Yesterday evening I attended my first meeting of the Blackheath Poetry Society. The BPS meets on the second Monday of every other month, rotating the meetings around various members’ homes. As I had anticipated, I was the youngest there- about 35-40 years younger than everyone else, in fact. Nonetheless, I felt welcomed and not unduly out of place (or perhaps I’m just used to feeling out of place and thus don’t feel uncomfortable about it,) and I do hope to return.
The evening was a pleasant, subdued affair, with about 17 people, most (all, perhaps,) of whom knew each other and some of whom were certainly regulars. Apparently there are about 40 people on the contact list, but the average turnout for each meeting is about 15. This makes for a cozy atmosphere and a poetry-filled few hours, as each person in turn reads one or two poems he or she has selected based on the predetermined theme of the evening.
This time, the theme was ‘Autumn,’ and I was amazed at the variety of poems brought forth. I took note of everything that was read, and will list them below. There was very little redundancy of even the poets selected, and a number of names I wasn’t familiar with.
The BPS is, for the most part, a poetry appreciation group, so most poems read are classic or traditional works, usually by long-dead authors you’ve studied in school. However members are welcome to read their own works if relevant to the theme of the evening, and I read my poem ‘Monarch Sunset’ after we went around the room once (during which I read ‘Autumn’ by John Clare; I’d also brought ‘Autumn Even-Song’ by George Meredith).

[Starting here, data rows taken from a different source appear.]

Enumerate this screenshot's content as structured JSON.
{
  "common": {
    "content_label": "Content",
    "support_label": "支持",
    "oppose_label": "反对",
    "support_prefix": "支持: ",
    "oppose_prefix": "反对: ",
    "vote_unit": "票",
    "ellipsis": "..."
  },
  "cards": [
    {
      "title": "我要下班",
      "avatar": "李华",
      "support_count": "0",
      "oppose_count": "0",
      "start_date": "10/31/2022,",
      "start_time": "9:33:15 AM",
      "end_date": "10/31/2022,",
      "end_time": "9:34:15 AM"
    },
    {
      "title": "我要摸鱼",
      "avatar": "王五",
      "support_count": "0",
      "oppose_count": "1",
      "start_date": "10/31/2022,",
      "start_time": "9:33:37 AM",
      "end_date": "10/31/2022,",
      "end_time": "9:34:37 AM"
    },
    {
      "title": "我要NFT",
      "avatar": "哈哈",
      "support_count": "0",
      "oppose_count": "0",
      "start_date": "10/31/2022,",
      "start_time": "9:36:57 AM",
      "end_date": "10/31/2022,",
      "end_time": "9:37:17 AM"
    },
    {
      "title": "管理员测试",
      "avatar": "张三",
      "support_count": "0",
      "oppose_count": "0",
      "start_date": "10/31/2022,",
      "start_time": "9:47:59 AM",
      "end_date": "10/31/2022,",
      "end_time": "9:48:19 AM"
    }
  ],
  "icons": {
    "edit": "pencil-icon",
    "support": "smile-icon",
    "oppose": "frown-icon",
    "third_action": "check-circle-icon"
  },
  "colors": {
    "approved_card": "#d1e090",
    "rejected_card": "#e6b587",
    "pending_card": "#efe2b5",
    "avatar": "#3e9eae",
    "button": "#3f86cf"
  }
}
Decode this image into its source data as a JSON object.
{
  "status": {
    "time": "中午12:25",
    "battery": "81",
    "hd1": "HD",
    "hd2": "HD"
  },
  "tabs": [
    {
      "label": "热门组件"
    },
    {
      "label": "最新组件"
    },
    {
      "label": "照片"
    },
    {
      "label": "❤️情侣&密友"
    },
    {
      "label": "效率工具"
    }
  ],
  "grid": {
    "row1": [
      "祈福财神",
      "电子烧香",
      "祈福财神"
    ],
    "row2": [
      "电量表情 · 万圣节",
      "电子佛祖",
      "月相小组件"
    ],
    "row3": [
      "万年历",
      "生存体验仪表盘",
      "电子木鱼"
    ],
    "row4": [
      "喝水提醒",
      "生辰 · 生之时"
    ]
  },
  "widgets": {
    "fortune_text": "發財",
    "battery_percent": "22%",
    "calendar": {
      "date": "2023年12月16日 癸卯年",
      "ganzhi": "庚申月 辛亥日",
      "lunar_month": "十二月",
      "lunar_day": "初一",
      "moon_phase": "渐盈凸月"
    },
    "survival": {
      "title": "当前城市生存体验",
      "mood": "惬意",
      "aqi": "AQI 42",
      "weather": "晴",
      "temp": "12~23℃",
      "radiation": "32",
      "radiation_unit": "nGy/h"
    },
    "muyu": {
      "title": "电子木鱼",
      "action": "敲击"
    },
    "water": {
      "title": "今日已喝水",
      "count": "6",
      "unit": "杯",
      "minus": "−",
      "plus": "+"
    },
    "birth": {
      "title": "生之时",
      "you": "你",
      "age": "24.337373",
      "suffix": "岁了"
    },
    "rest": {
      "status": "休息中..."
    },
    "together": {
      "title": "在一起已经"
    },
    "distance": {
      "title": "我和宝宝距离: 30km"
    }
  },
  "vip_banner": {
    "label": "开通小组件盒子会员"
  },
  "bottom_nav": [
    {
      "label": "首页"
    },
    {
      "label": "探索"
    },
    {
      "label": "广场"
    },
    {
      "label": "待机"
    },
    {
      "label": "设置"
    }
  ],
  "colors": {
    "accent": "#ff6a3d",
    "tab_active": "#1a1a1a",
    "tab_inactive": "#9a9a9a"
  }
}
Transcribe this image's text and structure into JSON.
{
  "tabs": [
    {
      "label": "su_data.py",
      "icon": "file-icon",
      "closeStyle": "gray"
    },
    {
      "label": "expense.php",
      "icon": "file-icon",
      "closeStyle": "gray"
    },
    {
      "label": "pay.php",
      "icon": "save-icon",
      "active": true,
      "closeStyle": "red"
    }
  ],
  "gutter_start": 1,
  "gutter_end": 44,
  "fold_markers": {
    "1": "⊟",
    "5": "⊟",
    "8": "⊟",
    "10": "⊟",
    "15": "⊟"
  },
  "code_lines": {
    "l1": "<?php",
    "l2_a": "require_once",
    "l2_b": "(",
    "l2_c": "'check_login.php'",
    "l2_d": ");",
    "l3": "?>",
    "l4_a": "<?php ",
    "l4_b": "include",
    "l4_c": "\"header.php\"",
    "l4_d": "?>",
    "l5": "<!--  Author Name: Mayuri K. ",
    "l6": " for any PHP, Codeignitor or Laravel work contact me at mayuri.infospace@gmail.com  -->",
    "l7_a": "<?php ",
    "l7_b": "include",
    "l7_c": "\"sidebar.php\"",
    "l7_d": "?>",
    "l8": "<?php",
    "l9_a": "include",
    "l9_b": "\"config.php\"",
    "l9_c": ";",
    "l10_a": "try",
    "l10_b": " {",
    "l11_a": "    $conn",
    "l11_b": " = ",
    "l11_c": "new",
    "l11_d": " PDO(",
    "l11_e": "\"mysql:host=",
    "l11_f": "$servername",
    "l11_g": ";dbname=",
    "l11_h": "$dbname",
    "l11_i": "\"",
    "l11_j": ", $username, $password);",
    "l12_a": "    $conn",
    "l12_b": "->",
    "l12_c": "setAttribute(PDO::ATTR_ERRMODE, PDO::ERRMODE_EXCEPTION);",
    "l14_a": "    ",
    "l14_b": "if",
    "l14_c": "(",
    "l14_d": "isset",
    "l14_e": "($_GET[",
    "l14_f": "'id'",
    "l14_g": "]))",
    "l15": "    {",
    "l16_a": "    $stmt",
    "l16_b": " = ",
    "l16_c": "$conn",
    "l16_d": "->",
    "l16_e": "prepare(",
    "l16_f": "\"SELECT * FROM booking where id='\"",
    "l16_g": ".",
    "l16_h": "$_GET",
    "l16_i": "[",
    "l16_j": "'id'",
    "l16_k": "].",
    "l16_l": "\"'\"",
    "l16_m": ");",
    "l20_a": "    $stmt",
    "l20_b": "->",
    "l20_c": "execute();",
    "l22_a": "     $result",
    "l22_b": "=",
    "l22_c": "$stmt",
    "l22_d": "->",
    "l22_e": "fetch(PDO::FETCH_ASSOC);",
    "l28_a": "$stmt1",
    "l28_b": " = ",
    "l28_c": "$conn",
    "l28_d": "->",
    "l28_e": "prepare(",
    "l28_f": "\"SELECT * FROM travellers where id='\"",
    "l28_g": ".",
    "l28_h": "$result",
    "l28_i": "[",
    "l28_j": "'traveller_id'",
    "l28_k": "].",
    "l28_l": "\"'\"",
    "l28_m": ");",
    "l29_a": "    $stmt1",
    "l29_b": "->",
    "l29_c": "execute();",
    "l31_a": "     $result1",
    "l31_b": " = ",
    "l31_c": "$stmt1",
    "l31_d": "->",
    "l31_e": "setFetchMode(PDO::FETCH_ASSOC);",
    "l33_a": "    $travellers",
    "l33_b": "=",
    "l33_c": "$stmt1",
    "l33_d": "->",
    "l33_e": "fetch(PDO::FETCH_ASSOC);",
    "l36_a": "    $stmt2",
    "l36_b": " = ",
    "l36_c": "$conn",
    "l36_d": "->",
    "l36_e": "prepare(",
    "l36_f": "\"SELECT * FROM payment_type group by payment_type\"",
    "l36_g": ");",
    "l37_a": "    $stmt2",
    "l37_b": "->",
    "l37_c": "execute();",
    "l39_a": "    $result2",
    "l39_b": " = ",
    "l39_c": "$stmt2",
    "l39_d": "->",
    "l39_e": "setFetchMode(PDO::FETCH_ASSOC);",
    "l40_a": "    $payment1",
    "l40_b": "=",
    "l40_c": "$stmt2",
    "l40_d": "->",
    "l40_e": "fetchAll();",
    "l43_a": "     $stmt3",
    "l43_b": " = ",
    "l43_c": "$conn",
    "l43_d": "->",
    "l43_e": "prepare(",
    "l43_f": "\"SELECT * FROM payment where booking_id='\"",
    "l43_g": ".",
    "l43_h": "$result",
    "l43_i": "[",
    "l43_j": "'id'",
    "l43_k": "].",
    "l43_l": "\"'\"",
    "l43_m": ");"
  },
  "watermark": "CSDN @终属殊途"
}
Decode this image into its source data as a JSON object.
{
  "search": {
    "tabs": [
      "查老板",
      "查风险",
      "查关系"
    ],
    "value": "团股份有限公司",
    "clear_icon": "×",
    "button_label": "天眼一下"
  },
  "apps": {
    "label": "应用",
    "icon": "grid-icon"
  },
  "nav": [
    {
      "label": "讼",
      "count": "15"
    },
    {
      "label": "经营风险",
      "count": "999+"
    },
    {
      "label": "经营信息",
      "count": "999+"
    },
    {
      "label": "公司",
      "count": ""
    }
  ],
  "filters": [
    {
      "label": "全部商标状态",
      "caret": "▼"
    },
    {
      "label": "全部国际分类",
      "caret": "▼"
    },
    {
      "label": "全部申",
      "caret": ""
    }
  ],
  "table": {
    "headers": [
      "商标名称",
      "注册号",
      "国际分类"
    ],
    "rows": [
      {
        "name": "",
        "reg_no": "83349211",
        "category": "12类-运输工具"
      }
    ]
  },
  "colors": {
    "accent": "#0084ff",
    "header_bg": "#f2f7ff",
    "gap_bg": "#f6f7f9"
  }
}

The reading, which lasted for about an hour, was followed by tea and biscuits and friendly conversation.
Here is the list of poems that were selected and read (or, in some cases not read but mentioned) by various BPS members. Apologies if I spell any names wrong, etc. I’ve tried to find electronic copies of all of the poems, but in the cases in which I can’t, I’ve tried to add information about the poem or poet instead. Finally (disclaimer!) I haven’t thoroughly checked these versions, so if anyone objects and wants to recommend a different version (if one is incorrect etc,) please let me know.
Tennyson: (early poems: ‘A spirit haunts the year’s last hours’): Song
Elizabeth Jennings: Song at the Beginning of Autumn
Keats: Ode to Autumn
Shelley: Ode to the West Wind
Yeats: Wild Swans at Coole
Douglas Dunn: Leaving Dundee (about the poet)
Paul Verlaine: The Song of Autumn (a difficult translation; read first in English, then in it’s original French)
Emily Dickinson: Autumn
Dante: Autumn Song
Thomas Hood: Autumn
Lawrence Binyon: The Burning of the Leaves
Browning: By the Fire-Side
Shelley: Autumn: A Dirge
Gay Clifford: Autumn
Victoria Sackville-West: Autumn, Angelis
William W. Campbell: An October Evening
James Thompson: The Autumnal Moon
Ruth Bidgood: Into the Wind
R.S. Thomas: A Day in Autumn
Eleanor Farjeon: For Autumn
A.H. Clough: Autumn
Dylan Thomas: Poem in October, The Owl
Though not a tried-and-true classic, here is my poem, which will be published in my book Darwin’s Microscope (Flambard Press, February 2009).
One night in August the trees burn November.
The lighthouse spins its cyclops eye to the Atlantic.
The full moon rises ivory in the purple sky,
the sun tilts low on the horizon, sends
its swathe of light simmering across the bay.
But the conflagration is on the peninsula’s trees:
hundreds of monarchs pairing tip to tip,
flecked with dying day,
melting green leaves with copper,
blazing with slow thermal radiance,
pausing on these trees, for this hour,
to gather and merge in flame.